**Work required**
Only the lines containing "name" belong in the answer; find them in the material below.

**Given data**
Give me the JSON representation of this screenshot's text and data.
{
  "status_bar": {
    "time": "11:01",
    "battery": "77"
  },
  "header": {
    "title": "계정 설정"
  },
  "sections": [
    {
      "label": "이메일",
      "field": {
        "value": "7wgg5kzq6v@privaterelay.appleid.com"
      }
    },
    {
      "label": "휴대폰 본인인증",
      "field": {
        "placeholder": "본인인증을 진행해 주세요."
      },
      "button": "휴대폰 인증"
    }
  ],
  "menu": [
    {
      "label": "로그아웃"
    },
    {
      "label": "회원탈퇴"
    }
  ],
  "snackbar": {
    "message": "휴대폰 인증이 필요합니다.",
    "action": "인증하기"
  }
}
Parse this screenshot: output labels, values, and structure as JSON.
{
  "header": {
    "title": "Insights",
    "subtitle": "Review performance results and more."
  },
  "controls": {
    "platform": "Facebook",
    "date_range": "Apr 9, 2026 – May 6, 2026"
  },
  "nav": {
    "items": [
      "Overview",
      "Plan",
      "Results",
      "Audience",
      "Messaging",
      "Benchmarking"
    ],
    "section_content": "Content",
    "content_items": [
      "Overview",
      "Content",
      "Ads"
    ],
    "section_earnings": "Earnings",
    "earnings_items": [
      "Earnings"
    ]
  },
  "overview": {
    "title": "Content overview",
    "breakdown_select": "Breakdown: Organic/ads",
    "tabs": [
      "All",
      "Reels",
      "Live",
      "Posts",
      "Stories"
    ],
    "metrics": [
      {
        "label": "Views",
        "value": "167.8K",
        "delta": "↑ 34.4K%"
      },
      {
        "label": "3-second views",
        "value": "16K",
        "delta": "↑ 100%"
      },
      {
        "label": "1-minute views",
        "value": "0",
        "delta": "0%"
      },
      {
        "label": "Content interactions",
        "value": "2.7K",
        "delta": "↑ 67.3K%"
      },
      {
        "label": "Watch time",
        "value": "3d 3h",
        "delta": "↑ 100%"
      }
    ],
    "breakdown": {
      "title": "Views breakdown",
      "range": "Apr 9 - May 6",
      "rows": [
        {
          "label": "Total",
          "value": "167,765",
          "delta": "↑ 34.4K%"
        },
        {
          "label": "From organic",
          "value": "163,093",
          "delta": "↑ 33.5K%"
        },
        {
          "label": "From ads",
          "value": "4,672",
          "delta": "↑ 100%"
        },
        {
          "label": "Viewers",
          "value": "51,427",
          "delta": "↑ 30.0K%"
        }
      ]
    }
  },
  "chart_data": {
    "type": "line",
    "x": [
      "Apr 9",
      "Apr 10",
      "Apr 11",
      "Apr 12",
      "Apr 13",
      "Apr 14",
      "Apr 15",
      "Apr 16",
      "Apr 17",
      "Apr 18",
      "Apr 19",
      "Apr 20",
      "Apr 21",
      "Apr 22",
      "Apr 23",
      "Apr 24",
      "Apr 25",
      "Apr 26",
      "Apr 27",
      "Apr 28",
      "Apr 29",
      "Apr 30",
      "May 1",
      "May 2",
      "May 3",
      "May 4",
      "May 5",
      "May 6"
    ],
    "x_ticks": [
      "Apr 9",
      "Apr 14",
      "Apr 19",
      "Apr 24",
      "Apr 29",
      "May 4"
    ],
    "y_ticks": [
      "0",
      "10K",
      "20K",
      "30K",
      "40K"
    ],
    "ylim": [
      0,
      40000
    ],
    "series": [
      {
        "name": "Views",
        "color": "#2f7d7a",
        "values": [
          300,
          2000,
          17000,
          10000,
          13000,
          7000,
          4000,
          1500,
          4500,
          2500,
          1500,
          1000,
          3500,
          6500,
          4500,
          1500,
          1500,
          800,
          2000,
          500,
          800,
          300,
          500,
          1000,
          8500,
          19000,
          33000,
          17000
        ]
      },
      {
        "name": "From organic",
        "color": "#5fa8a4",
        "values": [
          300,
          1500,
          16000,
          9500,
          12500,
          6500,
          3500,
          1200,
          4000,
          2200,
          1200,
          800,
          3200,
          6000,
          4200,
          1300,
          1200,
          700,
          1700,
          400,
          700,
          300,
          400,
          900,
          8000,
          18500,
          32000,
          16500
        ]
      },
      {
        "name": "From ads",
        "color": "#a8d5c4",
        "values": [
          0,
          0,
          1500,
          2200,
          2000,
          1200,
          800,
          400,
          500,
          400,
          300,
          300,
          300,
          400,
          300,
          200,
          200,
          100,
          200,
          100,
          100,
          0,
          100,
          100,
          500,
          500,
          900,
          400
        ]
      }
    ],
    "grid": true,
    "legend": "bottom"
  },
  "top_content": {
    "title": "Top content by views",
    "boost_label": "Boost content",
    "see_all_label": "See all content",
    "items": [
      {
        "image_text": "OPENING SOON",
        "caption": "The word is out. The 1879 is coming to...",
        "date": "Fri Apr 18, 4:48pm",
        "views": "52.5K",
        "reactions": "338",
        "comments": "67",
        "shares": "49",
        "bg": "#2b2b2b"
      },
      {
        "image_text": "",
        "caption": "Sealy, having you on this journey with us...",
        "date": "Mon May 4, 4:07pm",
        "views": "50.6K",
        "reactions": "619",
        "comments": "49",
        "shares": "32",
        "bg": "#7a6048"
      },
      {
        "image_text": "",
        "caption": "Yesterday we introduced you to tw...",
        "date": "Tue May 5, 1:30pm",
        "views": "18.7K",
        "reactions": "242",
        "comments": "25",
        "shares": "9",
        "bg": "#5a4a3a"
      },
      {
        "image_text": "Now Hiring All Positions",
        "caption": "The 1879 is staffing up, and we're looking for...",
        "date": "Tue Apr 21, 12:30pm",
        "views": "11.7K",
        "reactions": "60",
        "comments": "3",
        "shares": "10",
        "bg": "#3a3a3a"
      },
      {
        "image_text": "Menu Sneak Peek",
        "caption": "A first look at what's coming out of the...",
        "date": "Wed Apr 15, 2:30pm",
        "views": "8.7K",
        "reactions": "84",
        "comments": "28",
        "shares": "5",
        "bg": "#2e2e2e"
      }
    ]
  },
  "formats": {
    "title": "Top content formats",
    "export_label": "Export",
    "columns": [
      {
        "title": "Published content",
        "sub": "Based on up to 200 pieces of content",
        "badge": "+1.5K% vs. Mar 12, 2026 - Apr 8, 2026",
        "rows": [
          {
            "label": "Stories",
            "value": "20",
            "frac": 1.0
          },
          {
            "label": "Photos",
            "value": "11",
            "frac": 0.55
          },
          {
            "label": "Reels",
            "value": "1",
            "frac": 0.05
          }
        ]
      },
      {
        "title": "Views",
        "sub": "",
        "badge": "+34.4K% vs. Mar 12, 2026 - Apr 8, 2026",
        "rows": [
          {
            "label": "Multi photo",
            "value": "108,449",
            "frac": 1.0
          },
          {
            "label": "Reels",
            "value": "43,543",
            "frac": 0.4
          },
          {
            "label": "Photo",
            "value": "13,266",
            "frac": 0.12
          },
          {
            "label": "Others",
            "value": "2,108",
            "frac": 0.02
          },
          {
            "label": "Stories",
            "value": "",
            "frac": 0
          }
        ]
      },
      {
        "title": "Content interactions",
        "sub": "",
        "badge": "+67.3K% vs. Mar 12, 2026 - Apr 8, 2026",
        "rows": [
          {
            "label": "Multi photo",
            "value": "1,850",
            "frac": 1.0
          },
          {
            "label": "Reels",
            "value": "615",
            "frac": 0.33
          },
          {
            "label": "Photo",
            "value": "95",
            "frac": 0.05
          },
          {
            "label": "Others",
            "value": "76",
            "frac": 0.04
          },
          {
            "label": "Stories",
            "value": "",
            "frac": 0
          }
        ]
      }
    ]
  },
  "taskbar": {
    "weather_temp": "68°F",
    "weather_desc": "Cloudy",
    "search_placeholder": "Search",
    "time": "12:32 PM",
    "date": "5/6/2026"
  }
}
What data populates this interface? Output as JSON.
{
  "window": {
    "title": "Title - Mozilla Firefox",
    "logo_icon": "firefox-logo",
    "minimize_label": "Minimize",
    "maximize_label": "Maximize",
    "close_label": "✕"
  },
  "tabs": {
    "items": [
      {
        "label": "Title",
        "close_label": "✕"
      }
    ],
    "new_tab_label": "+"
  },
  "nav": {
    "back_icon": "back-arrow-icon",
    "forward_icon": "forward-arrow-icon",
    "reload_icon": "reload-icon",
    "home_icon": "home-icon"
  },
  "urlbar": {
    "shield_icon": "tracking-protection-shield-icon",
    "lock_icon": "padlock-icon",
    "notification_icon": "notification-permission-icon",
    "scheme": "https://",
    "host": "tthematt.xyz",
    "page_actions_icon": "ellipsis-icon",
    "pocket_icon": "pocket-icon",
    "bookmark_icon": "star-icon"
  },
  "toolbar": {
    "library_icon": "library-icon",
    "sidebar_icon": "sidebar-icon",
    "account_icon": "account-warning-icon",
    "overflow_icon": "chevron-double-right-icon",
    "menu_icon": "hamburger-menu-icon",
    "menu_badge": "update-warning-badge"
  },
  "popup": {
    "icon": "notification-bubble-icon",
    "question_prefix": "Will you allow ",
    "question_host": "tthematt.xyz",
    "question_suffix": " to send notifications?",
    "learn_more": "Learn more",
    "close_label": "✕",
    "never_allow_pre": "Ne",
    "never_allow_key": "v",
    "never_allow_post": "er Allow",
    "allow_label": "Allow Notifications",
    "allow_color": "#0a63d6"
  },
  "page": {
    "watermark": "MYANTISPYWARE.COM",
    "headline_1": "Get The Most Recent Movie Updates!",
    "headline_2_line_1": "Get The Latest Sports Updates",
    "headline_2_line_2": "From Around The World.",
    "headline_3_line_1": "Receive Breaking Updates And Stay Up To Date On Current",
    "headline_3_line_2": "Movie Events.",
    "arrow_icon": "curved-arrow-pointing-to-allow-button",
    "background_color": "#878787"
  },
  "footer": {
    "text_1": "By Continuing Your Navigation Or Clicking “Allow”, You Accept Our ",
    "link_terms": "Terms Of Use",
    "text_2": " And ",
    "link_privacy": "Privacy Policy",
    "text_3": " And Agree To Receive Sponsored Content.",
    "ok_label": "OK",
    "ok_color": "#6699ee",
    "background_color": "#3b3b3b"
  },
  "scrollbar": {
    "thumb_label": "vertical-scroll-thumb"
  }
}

**Exercise solution**
        "name": "Views",
        "name": "From organic",
        "name": "From ads",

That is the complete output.